**WHAT YOU NEED TO DO**
Work out how many lines in the data that follows contain "true". Write nothing but the number.

**MATERIALS PROVIDED**
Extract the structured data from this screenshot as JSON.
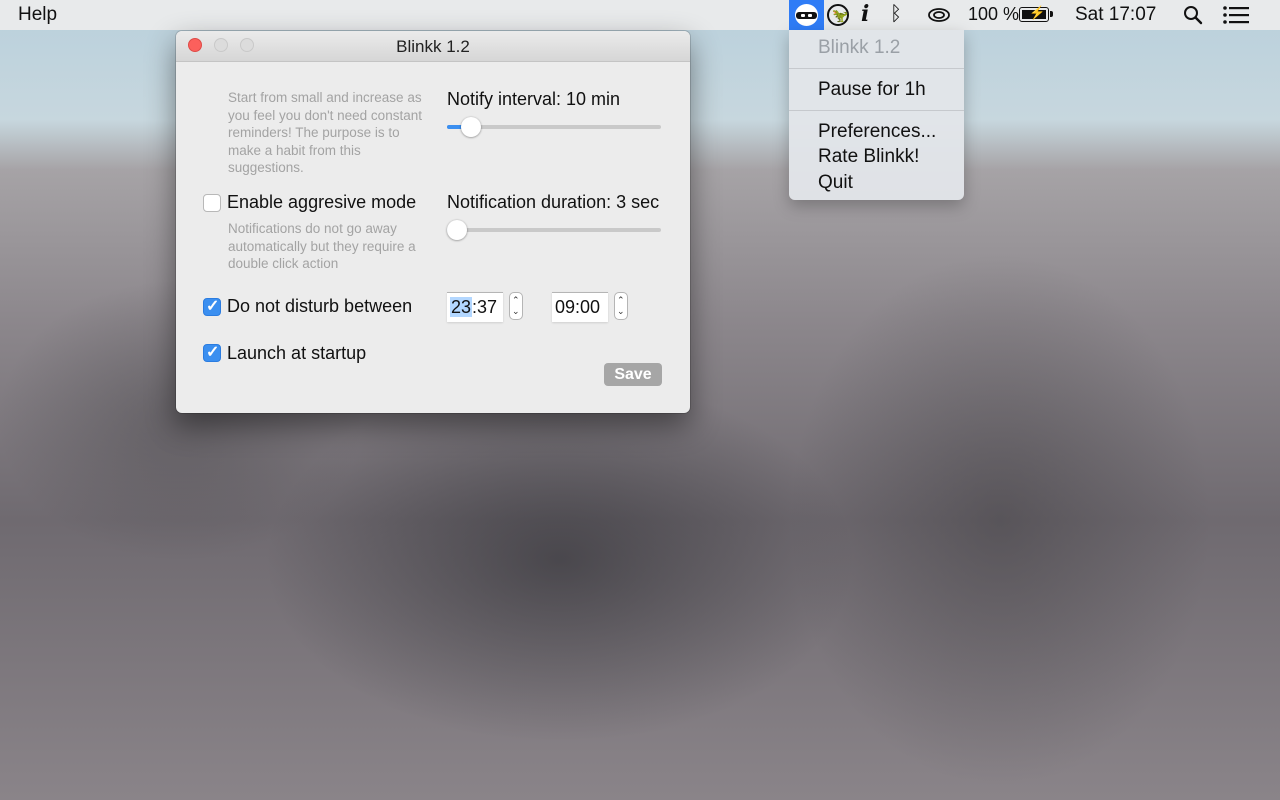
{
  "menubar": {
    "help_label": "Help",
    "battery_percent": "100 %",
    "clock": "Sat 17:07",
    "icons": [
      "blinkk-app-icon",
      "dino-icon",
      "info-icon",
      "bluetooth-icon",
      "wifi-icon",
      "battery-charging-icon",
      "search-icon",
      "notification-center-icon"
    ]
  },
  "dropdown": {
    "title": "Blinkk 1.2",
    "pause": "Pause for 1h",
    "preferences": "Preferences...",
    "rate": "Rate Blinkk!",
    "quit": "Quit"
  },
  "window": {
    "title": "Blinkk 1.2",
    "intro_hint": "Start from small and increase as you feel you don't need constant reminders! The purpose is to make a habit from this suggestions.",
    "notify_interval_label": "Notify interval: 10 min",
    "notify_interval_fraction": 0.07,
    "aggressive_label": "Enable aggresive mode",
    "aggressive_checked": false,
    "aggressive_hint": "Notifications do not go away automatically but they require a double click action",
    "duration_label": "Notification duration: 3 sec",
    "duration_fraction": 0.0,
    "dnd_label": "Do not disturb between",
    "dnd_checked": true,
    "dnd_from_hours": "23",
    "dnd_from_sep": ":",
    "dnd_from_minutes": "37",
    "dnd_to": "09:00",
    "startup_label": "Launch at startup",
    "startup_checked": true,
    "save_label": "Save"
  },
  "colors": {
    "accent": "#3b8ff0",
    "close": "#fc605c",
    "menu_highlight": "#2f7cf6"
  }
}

**YOUR RESPONSE**
2